[Source records]

━━━━━━

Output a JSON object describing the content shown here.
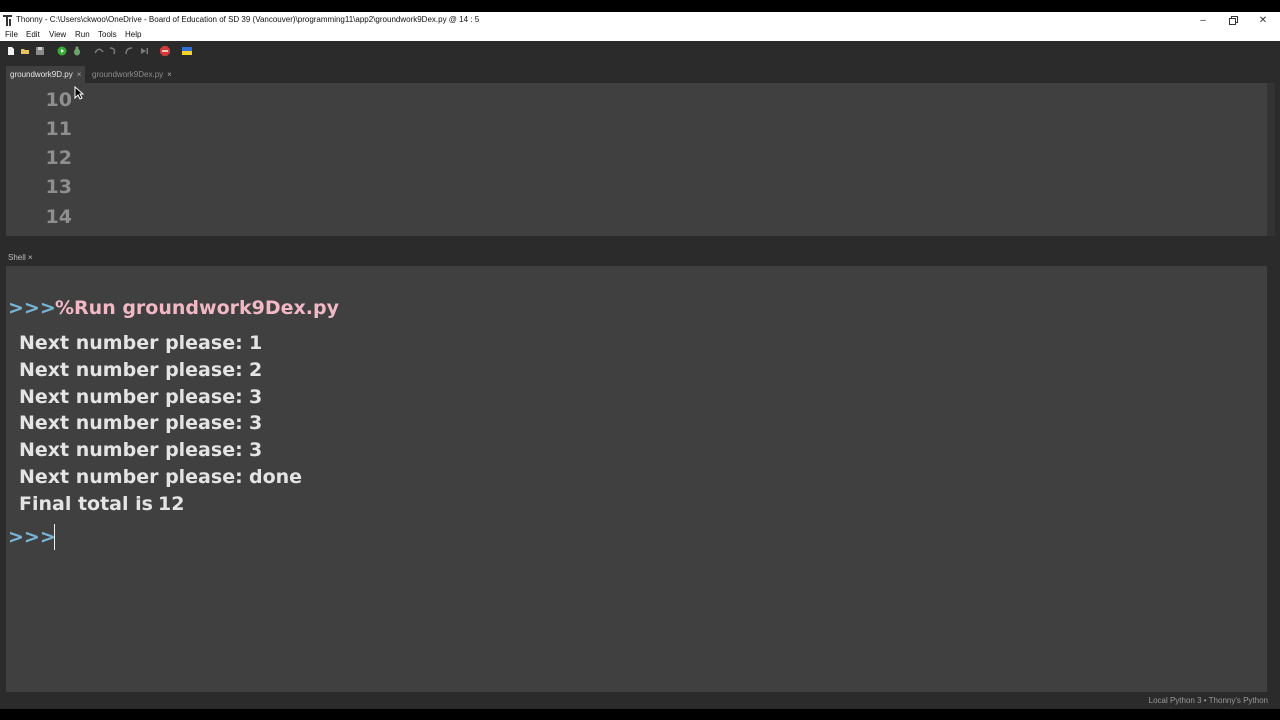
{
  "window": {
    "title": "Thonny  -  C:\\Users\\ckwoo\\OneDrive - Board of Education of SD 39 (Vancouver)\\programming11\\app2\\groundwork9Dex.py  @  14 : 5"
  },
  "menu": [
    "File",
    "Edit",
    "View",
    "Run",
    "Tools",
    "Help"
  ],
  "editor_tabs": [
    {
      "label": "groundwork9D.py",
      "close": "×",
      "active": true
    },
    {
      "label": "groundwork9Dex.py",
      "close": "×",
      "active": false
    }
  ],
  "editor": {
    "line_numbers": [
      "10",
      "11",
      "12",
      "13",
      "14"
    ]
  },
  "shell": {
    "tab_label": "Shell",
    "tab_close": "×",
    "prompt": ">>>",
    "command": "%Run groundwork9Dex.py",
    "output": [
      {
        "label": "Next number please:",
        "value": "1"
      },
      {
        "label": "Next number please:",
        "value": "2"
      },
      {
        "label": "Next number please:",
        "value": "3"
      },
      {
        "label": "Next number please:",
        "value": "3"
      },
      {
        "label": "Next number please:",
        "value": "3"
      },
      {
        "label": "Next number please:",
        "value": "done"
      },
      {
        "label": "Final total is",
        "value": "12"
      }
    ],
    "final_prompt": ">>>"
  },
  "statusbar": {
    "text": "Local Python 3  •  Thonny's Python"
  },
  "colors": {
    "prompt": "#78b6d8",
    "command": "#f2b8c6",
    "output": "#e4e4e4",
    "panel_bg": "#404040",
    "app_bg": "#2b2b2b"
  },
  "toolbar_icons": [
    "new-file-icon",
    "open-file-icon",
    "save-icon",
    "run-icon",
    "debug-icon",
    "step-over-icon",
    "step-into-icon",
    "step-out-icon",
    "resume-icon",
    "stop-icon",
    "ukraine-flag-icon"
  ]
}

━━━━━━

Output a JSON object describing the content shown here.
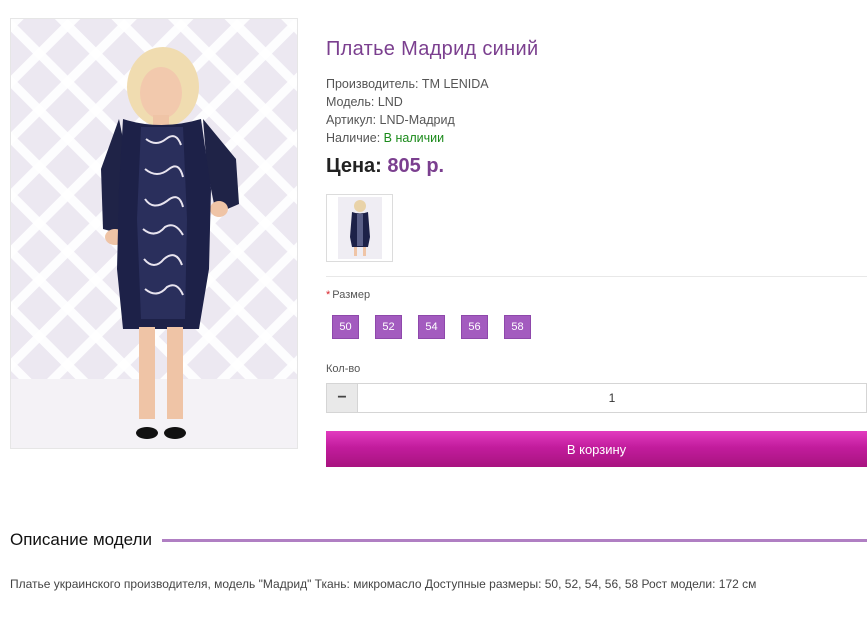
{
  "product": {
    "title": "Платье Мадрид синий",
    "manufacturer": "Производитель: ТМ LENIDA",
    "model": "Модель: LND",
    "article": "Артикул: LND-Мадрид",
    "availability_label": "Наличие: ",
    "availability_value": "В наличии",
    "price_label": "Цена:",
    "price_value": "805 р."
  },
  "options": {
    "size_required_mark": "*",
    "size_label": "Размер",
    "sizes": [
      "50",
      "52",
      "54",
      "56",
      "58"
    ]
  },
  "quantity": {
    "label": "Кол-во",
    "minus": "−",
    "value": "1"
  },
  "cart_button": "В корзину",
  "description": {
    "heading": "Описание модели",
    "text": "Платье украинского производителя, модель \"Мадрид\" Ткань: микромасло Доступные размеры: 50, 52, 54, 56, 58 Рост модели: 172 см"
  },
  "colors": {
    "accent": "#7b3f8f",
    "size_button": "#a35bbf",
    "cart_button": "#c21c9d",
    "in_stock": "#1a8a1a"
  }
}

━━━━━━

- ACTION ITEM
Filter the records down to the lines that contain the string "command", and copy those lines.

- WRITTEN SOLUTION
    "command": "%Run groundwork9Dex.py",
    "command": "#f2b8c6",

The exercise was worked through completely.